── MATERIAL TO PROCESS ──

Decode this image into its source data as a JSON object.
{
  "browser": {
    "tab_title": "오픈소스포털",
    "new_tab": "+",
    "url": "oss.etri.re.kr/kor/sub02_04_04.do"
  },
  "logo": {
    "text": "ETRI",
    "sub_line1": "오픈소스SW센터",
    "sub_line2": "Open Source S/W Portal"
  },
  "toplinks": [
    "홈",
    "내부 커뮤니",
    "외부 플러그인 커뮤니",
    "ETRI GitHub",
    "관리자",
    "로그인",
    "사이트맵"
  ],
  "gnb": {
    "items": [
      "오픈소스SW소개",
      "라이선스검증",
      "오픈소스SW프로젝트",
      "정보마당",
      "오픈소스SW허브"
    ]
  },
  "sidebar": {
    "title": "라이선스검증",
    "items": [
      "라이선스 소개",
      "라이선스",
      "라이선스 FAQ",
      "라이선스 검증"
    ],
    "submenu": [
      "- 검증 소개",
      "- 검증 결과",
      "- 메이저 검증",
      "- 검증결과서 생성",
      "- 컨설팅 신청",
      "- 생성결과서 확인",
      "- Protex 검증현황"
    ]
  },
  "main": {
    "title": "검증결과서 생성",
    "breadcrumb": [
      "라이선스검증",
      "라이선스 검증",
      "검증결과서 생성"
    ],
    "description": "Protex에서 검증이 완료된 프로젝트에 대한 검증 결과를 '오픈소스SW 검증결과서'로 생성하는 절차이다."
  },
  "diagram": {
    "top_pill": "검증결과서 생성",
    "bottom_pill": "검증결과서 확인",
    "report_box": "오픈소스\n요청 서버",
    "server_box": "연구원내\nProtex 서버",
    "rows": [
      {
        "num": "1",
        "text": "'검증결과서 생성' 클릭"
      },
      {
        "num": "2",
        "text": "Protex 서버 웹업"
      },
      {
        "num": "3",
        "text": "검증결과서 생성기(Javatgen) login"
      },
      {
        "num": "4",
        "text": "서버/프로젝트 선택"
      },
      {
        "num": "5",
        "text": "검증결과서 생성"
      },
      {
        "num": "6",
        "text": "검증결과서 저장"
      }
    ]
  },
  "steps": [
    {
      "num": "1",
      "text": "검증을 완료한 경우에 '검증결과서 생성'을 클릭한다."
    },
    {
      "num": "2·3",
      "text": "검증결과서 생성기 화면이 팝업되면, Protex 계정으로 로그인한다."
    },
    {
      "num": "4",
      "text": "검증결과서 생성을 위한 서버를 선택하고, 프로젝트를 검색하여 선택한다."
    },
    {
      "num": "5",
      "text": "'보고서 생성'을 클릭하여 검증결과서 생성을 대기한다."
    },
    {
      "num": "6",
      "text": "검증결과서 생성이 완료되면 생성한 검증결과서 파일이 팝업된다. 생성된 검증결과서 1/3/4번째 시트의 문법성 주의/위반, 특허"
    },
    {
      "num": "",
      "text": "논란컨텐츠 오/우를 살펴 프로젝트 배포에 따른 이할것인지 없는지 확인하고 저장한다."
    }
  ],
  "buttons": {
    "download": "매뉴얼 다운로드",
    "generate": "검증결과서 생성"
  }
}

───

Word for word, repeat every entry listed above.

RESPONSE TO THE TASK:
Decode this image into its source data as a JSON object.
{
  "browser": {
    "tab_title": "오픈소스포털",
    "new_tab": "+",
    "url": "oss.etri.re.kr/kor/sub02_04_04.do"
  },
  "logo": {
    "text": "ETRI",
    "sub_line1": "오픈소스SW센터",
    "sub_line2": "Open Source S/W Portal"
  },
  "toplinks": [
    "홈",
    "내부 커뮤니",
    "외부 플러그인 커뮤니",
    "ETRI GitHub",
    "관리자",
    "로그인",
    "사이트맵"
  ],
  "gnb": {
    "items": [
      "오픈소스SW소개",
      "라이선스검증",
      "오픈소스SW프로젝트",
      "정보마당",
      "오픈소스SW허브"
    ]
  },
  "sidebar": {
    "title": "라이선스검증",
    "items": [
      "라이선스 소개",
      "라이선스",
      "라이선스 FAQ",
      "라이선스 검증"
    ],
    "submenu": [
      "- 검증 소개",
      "- 검증 결과",
      "- 메이저 검증",
      "- 검증결과서 생성",
      "- 컨설팅 신청",
      "- 생성결과서 확인",
      "- Protex 검증현황"
    ]
  },
  "main": {
    "title": "검증결과서 생성",
    "breadcrumb": [
      "라이선스검증",
      "라이선스 검증",
      "검증결과서 생성"
    ],
    "description": "Protex에서 검증이 완료된 프로젝트에 대한 검증 결과를 '오픈소스SW 검증결과서'로 생성하는 절차이다."
  },
  "diagram": {
    "top_pill": "검증결과서 생성",
    "bottom_pill": "검증결과서 확인",
    "report_box": "오픈소스\n요청 서버",
    "server_box": "연구원내\nProtex 서버",
    "rows": [
      {
        "num": "1",
        "text": "'검증결과서 생성' 클릭"
      },
      {
        "num": "2",
        "text": "Protex 서버 웹업"
      },
      {
        "num": "3",
        "text": "검증결과서 생성기(Javatgen) login"
      },
      {
        "num": "4",
        "text": "서버/프로젝트 선택"
      },
      {
        "num": "5",
        "text": "검증결과서 생성"
      },
      {
        "num": "6",
        "text": "검증결과서 저장"
      }
    ]
  },
  "steps": [
    {
      "num": "1",
      "text": "검증을 완료한 경우에 '검증결과서 생성'을 클릭한다."
    },
    {
      "num": "2·3",
      "text": "검증결과서 생성기 화면이 팝업되면, Protex 계정으로 로그인한다."
    },
    {
      "num": "4",
      "text": "검증결과서 생성을 위한 서버를 선택하고, 프로젝트를 검색하여 선택한다."
    },
    {
      "num": "5",
      "text": "'보고서 생성'을 클릭하여 검증결과서 생성을 대기한다."
    },
    {
      "num": "6",
      "text": "검증결과서 생성이 완료되면 생성한 검증결과서 파일이 팝업된다. 생성된 검증결과서 1/3/4번째 시트의 문법성 주의/위반, 특허"
    },
    {
      "num": "",
      "text": "논란컨텐츠 오/우를 살펴 프로젝트 배포에 따른 이할것인지 없는지 확인하고 저장한다."
    }
  ],
  "buttons": {
    "download": "매뉴얼 다운로드",
    "generate": "검증결과서 생성"
  }
}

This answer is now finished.